Pulmonary emboli are potentially life threatening events frequently considered in patients with pulmonary complaints. The diagnosis is more likely to be missed when another obvious pulmonary pathology can explain the same complaints. A 54 year old male without any significant past medical history presented to the emergency department with 1 week of malaise, nonproductive cough and 2 days of dyspnea. At presentation he endorsed pleuritic chest pain and headaches. He had smoked half a pack per day until the week prior. He was afebrile, slightly tachycardic and profoundly hypoxic requiring 15 liters on a nonrebreather. His physical exam was unremarkable and chest xray showed a left lower lobe infiltrate consistent with a bronchial pneumonia vs aspiration. Labs showed a mild leukocytosis and transaminitis. He was admitted and started on community acquired pneumonia treatment with ceftriaxone and azithromycin with the addition of tamiflu since he had not received a flu shot that year. On hospital day 4 he had not had significant improvement and infectious labs including a flu PCR were negative so he underwent a noncontrasted CT scan that showed extensive inflammatory bronchiolitis that favored a viral or atypical pneumonia. On hospital day 7 because of persistent hypoxia and other negative work-up he underwent CT-chest angiogram which revealed multiple segmental pulmonary emboli in his right lower lobe. He had been onprophylactic anticoagulation per protocol since hospital admission. Several days later his mycoplasma IgG and IgM both came back positive. He was already being treated with azithromycin and a high dose prednisone taper was added per Pulmonary recommendations. He required a total of 16 days in the hospital primarily because of his high oxygen requirement and when discharged he was still requiring 4 L of oxygen. He was discharged on coumadin, a lovenox bridge and prednisone. This case is particularly important because we frequently use the risk stratification model to determine whether a patient should undergo work-up for pulmonary emboli and one question in that model is whether another diagnosis can better explain the patients symptoms. In this case the patient did not have any risk factors for pulmonary emboli and had evidence of infection that could explain his symptoms. Another important point this case illustrates is that mycoplasma bronchiolitis in particular, and any inflammatory process in general, may cause a hypercoagulable state raising the possibility of pulmonary emboli. While risk stratification is an important clinical tool, clinical judgment must be used to recognize when a patient is not responding as expected to clinical treatments thus prompting reconsideration of the initial diagnosis.'

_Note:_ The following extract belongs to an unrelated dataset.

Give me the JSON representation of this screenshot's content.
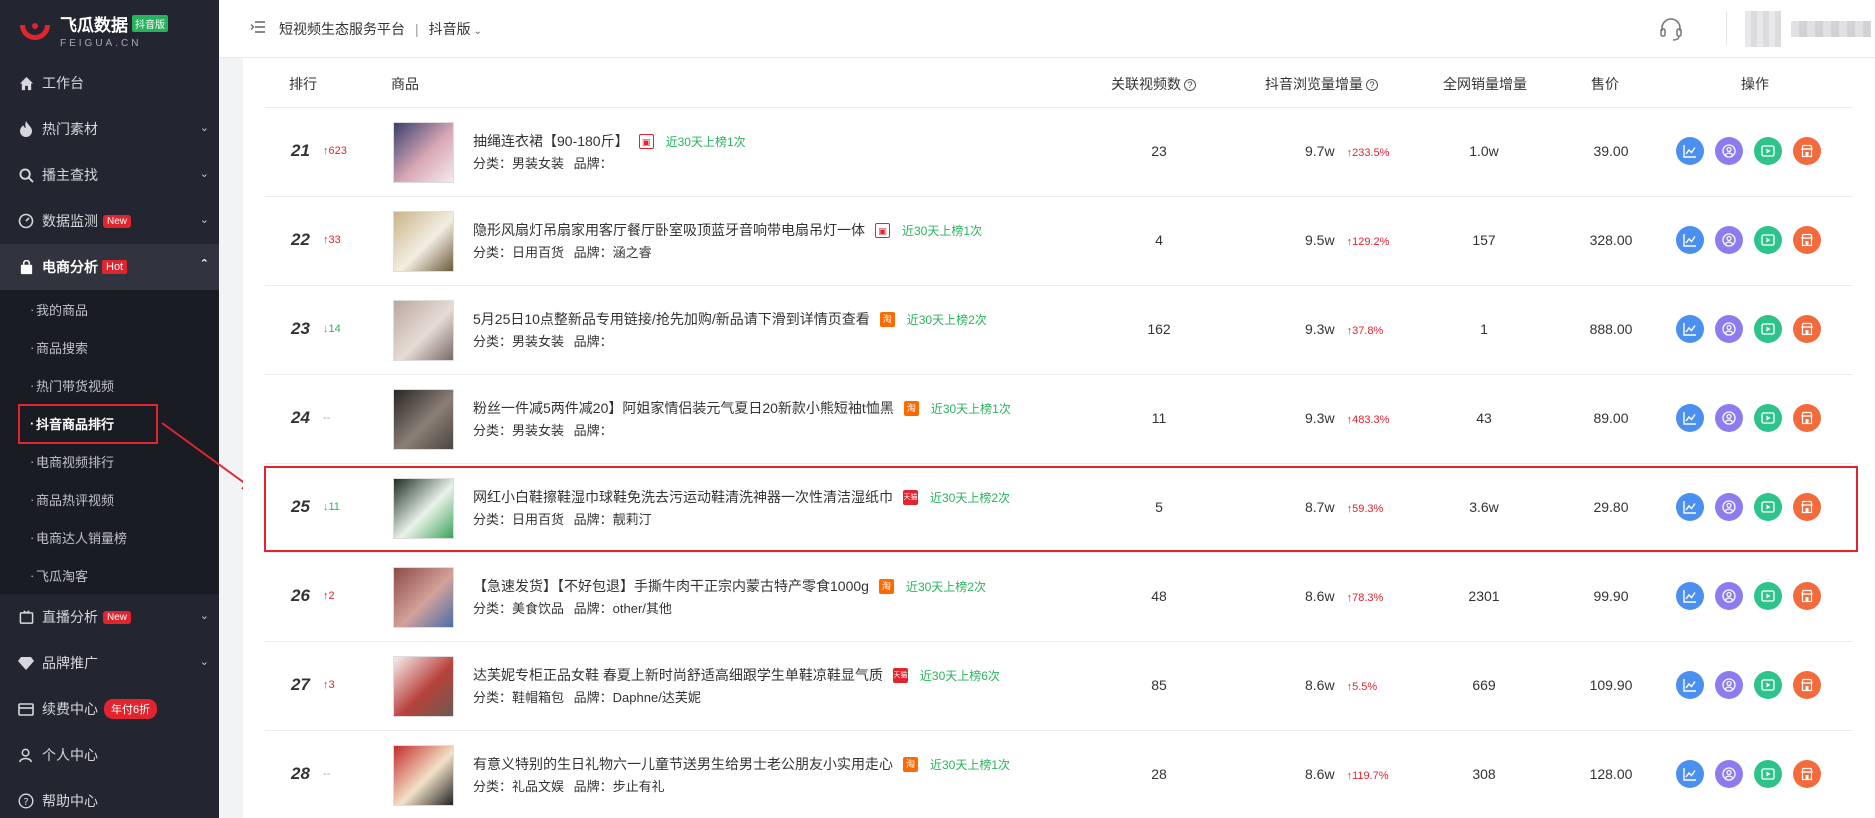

Seiler, Mary and Jennifer Jernigan. "Clinical vignette: Mycoplasma pneumonia: A novel risk factor for thromboemboli?." (2014). http://digitalrepository.unm.edu/hostpitalmed_pubs/42